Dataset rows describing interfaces
Segment Open
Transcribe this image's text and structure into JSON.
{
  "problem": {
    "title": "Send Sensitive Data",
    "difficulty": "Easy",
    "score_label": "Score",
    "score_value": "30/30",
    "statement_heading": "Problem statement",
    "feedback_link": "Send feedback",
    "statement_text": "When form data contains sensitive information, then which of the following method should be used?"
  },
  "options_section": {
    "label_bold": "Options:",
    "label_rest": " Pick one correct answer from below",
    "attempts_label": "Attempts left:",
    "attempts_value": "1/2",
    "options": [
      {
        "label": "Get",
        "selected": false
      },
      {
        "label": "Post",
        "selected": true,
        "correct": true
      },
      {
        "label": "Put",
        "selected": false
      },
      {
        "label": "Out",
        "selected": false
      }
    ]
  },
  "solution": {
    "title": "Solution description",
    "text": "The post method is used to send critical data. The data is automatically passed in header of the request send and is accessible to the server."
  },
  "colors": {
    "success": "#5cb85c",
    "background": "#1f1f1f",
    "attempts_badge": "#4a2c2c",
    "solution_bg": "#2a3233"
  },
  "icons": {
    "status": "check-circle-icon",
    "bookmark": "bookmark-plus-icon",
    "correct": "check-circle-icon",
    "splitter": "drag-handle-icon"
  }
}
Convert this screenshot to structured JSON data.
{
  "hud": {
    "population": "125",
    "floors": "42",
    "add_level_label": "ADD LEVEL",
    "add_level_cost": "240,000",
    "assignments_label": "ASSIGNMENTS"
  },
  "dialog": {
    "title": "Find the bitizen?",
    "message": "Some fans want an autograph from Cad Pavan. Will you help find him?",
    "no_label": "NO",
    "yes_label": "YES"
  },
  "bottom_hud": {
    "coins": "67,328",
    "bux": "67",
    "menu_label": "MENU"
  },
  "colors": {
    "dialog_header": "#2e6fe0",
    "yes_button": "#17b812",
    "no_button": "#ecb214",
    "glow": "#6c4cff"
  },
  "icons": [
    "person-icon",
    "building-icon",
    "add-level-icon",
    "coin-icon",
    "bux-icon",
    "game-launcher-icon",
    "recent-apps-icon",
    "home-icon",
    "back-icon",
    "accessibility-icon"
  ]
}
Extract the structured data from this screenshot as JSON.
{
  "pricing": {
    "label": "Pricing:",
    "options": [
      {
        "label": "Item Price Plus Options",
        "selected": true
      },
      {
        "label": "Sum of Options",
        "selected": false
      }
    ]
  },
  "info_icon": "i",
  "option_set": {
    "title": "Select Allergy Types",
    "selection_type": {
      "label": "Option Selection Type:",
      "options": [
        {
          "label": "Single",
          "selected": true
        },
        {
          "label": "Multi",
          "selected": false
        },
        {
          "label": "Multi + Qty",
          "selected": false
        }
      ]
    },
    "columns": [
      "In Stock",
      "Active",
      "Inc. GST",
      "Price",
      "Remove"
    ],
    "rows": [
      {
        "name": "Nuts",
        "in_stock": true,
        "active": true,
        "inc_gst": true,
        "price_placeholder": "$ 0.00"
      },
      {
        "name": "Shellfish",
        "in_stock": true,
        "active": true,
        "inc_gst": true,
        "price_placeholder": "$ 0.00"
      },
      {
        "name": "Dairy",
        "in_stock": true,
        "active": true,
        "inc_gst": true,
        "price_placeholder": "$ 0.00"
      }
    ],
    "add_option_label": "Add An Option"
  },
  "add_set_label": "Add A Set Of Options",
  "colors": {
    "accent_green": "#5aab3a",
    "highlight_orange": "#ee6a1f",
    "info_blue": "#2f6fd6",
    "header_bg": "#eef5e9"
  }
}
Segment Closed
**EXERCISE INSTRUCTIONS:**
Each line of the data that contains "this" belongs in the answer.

**FINISHED EXERCISE:**
Transcribe this image's text and structure into JSON.
Convert this screenshot to structured JSON data.
Extract the structured data from this screenshot as JSON.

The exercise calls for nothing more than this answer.